-- Exercise data follows --

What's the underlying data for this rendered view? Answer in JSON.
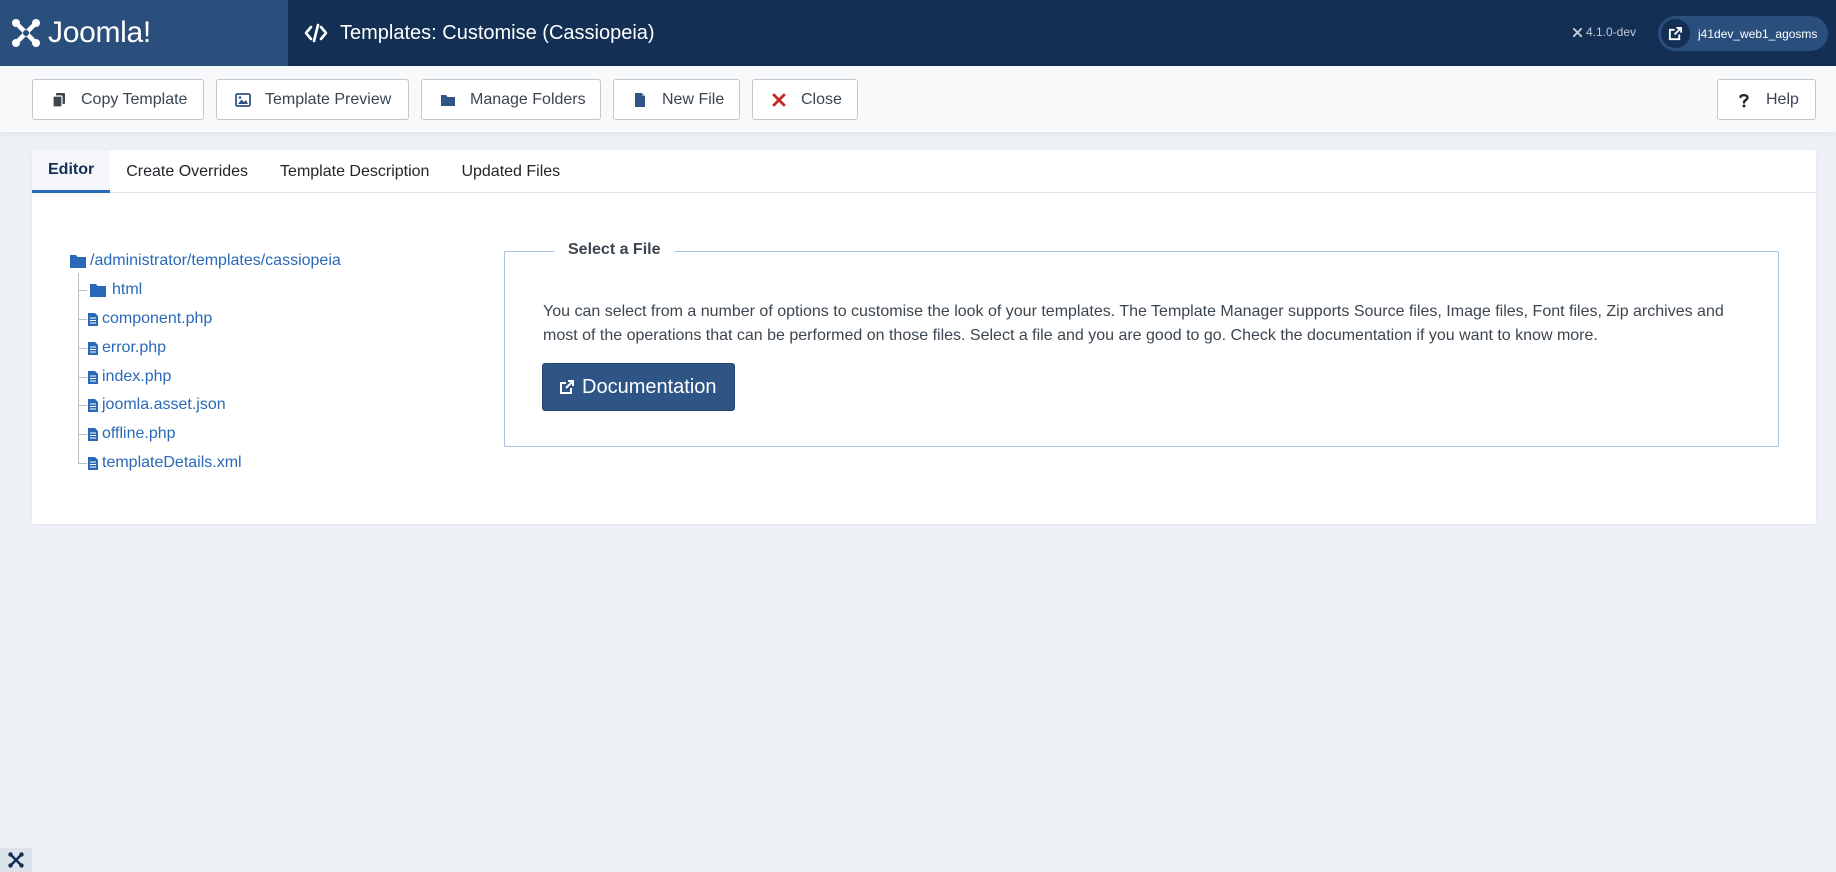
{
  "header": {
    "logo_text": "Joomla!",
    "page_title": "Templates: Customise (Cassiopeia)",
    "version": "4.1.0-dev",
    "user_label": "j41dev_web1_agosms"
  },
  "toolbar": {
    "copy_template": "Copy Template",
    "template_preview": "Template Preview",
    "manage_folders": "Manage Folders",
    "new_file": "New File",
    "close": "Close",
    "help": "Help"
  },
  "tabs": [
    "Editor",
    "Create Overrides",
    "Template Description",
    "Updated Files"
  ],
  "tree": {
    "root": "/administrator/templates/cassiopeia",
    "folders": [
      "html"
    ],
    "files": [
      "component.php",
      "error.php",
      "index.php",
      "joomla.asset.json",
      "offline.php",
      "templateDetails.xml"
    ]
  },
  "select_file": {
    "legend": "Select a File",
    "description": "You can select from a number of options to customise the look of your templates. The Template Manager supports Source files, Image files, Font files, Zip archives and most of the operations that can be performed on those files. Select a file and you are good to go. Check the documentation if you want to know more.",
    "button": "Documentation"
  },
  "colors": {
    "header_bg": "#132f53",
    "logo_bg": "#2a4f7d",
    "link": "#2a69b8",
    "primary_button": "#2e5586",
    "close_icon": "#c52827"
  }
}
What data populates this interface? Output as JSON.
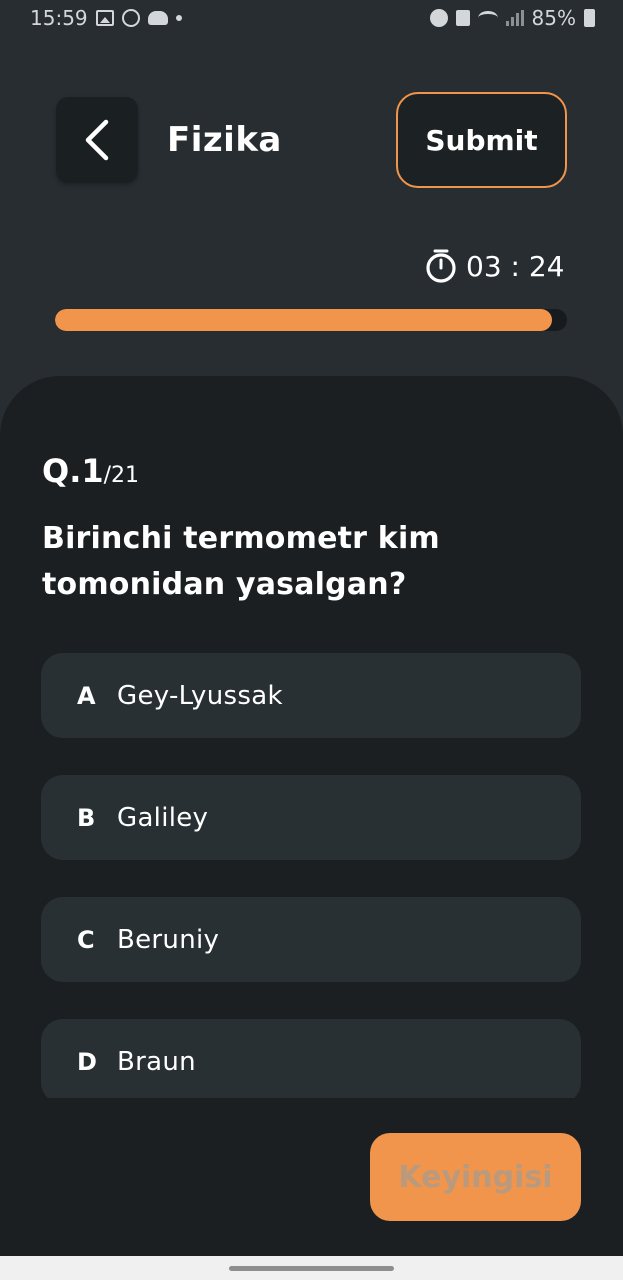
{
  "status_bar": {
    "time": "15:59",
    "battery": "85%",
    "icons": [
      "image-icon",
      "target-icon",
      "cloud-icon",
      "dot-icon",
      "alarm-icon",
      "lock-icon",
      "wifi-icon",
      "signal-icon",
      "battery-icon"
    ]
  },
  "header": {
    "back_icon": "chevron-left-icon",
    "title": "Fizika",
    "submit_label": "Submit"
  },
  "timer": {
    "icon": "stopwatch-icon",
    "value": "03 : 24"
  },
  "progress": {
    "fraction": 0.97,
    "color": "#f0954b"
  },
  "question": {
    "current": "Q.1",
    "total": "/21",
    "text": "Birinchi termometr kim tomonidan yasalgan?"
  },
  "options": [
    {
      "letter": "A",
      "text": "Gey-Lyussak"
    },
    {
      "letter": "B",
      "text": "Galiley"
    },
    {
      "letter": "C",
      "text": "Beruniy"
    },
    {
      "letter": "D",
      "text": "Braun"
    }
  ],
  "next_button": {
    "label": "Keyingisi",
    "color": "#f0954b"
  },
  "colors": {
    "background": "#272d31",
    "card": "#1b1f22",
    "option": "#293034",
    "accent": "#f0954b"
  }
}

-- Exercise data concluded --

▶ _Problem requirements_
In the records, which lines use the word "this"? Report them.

▶ _Exercise answer_
What's the underlying data for this rendered view? Answer in JSON.
What data populates this interface? Output as JSON.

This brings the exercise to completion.